* Work item
Every line below that mentions the word "JSON" should be copied out.
★ ★ ★
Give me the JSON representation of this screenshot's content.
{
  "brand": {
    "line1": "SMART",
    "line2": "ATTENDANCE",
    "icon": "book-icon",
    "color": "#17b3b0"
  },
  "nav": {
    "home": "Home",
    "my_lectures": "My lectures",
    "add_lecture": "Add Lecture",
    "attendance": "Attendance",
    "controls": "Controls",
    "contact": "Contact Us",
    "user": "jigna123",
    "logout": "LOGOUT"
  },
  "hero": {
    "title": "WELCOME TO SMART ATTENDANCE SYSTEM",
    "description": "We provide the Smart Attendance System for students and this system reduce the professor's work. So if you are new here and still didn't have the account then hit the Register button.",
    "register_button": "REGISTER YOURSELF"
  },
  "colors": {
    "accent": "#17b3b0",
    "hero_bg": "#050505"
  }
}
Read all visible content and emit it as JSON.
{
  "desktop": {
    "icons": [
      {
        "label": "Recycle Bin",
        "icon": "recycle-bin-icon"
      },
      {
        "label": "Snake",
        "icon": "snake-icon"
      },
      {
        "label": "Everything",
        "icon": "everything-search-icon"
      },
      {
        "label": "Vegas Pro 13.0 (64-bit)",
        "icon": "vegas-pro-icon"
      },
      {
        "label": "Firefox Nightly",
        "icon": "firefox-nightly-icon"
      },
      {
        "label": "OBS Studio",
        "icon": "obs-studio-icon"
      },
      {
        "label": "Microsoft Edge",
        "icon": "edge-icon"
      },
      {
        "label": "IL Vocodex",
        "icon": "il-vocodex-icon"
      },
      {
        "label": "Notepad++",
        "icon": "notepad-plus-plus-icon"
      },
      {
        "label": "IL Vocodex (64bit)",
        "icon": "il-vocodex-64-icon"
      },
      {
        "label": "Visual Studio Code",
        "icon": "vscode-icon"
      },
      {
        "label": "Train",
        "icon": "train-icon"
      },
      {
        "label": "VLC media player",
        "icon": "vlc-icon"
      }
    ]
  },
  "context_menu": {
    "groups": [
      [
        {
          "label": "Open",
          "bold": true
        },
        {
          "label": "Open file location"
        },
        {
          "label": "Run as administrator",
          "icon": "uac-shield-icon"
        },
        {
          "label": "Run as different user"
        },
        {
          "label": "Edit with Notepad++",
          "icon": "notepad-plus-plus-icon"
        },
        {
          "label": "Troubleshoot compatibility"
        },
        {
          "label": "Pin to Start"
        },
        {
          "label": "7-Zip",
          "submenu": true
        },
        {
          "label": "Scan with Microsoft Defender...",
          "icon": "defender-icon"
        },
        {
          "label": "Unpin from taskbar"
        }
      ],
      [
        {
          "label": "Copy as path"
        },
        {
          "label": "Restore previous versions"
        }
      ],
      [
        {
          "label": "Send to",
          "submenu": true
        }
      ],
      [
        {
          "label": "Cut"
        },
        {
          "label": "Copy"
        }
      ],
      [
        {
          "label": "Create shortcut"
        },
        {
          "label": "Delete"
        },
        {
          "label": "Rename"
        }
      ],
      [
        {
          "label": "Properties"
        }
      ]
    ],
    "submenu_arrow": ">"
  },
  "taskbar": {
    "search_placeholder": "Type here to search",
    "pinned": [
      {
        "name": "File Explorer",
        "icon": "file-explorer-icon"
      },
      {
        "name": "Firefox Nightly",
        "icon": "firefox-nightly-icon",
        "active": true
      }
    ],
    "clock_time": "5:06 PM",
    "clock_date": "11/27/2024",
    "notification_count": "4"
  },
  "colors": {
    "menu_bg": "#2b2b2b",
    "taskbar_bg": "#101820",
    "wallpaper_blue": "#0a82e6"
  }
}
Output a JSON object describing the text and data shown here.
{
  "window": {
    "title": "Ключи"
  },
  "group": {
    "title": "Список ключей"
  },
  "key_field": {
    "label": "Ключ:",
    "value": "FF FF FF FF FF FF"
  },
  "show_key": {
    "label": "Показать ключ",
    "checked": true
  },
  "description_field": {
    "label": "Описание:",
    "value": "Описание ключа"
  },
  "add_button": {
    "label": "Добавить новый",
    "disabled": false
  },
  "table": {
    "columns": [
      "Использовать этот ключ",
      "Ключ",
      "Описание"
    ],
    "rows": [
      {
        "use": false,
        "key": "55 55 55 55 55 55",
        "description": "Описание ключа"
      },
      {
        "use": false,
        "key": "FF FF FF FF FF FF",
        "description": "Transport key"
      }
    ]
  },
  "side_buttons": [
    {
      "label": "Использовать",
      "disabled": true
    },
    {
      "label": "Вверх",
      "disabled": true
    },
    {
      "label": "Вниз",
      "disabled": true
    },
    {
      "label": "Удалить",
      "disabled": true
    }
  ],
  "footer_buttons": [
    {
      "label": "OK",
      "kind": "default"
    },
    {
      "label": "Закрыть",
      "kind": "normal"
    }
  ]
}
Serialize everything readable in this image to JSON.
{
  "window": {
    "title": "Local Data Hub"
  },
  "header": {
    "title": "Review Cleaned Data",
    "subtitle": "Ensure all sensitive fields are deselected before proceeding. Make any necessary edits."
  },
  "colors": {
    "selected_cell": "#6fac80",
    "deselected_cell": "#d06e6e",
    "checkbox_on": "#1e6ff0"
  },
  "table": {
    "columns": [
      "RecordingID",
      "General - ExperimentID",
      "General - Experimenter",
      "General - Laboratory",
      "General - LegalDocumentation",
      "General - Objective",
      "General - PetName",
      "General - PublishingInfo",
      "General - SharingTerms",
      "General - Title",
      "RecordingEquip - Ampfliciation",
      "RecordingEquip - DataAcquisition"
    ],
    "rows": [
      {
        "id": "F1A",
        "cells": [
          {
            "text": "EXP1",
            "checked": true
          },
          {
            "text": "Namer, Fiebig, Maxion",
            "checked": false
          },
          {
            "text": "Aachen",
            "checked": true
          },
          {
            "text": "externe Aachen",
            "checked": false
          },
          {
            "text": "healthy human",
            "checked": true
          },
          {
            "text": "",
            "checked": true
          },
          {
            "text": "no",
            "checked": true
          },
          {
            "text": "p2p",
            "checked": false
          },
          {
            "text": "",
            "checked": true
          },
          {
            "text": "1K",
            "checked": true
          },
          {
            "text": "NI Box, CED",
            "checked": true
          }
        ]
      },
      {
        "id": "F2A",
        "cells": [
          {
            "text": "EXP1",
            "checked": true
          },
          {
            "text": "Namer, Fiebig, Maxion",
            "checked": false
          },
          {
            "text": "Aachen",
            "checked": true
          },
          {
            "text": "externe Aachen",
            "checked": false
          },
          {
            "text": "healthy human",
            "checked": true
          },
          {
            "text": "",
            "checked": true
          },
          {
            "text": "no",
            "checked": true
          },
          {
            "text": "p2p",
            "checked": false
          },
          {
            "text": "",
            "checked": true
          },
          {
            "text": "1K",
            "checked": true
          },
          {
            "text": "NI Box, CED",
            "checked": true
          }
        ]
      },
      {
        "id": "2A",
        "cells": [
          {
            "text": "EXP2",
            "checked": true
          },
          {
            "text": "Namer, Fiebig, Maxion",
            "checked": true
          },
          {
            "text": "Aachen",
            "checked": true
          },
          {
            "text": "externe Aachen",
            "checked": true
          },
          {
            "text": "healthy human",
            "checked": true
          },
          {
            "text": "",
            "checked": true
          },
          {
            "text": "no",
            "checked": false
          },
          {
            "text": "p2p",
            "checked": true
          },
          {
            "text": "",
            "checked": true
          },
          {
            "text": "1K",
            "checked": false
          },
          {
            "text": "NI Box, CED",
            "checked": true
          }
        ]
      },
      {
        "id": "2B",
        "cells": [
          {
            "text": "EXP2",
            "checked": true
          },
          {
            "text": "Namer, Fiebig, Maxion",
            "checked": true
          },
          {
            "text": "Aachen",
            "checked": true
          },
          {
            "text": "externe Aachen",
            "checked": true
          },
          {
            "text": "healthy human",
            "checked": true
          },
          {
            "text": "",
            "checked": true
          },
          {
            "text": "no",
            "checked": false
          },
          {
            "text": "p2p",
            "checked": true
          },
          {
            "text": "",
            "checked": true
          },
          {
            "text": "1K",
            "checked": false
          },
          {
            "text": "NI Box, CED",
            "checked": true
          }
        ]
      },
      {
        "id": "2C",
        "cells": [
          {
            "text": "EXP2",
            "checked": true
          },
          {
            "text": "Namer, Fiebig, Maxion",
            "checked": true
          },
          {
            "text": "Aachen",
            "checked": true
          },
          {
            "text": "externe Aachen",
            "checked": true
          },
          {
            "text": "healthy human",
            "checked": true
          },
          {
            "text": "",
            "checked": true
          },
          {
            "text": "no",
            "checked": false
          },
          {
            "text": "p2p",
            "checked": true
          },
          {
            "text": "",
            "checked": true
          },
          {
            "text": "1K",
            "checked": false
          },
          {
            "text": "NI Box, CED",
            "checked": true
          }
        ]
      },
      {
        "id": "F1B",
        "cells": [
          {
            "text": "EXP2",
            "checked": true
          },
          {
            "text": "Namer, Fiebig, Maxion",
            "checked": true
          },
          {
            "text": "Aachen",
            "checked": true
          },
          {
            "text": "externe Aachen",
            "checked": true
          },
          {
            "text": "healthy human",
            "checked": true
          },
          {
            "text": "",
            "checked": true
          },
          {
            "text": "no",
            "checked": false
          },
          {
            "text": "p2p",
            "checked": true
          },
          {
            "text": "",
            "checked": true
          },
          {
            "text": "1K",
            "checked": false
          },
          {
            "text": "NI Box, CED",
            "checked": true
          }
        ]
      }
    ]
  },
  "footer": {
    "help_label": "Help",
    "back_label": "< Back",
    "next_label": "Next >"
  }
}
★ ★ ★
* Problem solution
Give me the JSON representation of this screenshot's content.
Read all visible content and emit it as JSON.
Output a JSON object describing the text and data shown here.
Serialize everything readable in this image to JSON.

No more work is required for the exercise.